With Easttown and Westtown the fully developed strip center form is evident. Most of the parking is in the front and the L form of the center is stronger. Buildings are more integrated vs. the two big boxes somewhat separate from the center that one sees in Northtown. One also sees outlying buildings either in front or to the side of the main buildings; early versions of out lot development common in later strip centers.

Coming soon, a closer look at the Beerman towns, starting with Northtown.

5 comments:

index.php said...

Don't forget Southtown shopping center by Dayton Mall, where Elder Beerman had its store, having been shut out of the mall by Rikes.

Bruce Kettelle said...

You whould also include Main St in Trotwood. He puchased much of both sides of the street. The south side was developed with an L shaped center anchored by a Beerman Outlet store and a large grocery (now Trotwood Foodtown) and a bowling alley on the north side (dmolished in the late 90's)but was not able to generate enough momentum to develop the adjacent parcels which still sit empty.

Bruce Kettelle said...

Beerman also purchased a few large parcels south of Trotwood's Olde Town around the corner of Olive Rd and Trotwood Blvd back when the nearby subdivisions started building out. Unfortunately the building spurt soon ended on that side of town in the 1960's and they have been sitting on that vacant land ever since.

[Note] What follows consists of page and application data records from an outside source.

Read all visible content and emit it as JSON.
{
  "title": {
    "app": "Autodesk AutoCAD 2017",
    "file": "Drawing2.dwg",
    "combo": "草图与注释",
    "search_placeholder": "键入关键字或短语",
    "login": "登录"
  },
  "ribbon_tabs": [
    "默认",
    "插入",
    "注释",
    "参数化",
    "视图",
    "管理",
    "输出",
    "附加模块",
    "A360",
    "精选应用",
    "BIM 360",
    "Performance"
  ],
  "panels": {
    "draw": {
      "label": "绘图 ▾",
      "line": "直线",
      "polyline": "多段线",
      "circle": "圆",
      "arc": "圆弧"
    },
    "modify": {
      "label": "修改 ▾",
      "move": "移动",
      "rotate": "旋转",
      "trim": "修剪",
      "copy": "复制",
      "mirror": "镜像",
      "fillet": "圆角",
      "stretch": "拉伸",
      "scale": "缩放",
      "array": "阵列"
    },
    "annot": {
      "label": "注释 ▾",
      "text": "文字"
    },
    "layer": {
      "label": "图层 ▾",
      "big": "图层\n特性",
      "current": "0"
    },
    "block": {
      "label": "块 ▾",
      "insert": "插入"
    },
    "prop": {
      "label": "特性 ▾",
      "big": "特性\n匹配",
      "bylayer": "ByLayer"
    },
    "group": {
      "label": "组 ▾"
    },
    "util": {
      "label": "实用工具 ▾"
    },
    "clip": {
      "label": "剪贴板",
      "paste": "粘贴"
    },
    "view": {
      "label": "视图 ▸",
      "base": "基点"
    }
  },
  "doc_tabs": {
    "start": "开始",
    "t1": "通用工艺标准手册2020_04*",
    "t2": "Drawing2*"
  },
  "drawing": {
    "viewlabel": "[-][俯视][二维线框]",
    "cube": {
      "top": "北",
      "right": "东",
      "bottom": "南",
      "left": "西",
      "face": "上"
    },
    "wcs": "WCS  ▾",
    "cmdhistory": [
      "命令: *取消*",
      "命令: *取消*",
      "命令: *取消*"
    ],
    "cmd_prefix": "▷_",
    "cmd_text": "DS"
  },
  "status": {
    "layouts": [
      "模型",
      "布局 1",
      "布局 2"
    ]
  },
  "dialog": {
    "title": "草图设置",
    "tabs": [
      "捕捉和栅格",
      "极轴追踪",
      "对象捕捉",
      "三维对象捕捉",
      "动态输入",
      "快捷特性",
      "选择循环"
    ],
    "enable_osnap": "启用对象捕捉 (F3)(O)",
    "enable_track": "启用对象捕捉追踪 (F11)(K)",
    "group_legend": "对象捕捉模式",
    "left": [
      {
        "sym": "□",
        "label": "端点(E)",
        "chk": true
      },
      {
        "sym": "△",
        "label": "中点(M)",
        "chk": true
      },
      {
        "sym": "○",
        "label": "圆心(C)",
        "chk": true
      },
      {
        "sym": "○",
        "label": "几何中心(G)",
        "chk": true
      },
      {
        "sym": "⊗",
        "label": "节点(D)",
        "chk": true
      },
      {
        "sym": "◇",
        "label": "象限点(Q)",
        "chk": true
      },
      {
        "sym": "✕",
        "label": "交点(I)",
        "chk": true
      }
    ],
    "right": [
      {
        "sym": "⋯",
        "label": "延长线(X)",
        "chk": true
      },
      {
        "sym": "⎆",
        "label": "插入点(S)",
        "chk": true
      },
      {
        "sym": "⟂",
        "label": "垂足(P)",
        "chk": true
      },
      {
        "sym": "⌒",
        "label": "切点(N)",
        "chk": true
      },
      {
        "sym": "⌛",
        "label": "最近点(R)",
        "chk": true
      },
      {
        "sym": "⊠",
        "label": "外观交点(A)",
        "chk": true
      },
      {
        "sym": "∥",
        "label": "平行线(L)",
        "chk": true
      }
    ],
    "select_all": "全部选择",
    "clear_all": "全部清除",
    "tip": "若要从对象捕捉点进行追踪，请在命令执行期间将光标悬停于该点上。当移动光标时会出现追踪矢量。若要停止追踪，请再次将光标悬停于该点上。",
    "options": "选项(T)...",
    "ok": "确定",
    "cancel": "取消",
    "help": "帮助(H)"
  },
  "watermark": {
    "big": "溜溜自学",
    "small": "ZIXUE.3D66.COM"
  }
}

I wonder if they have any undeveloped parcels in other communities.

Jefferey said...

I think I posted on the Trotwood development a year or two back, over at Urban Ohio..but not in the Beerman context.

Don't forget Southtown shopping center by Dayton Mall, where Elder Beerman had its store, having been shut out of the mall by Rikes.

Dayton Mall area development is another story. Beerman's interest there was more than their stand-alone department store.

Nana said...

Some corrections and additions: Westtown was constructed c.1956. The connector road behind it to Gettysburg was constructed in 1957. The Trotwood center was built c. 1960-61, and that Beerman store did not become an outlet until many years later. Originally it was a fully stocked, full service Beerman (later Elder-Beerman) store. It included a full-service auto center, as did the store at Northwest Plaza later on.

Lois Harris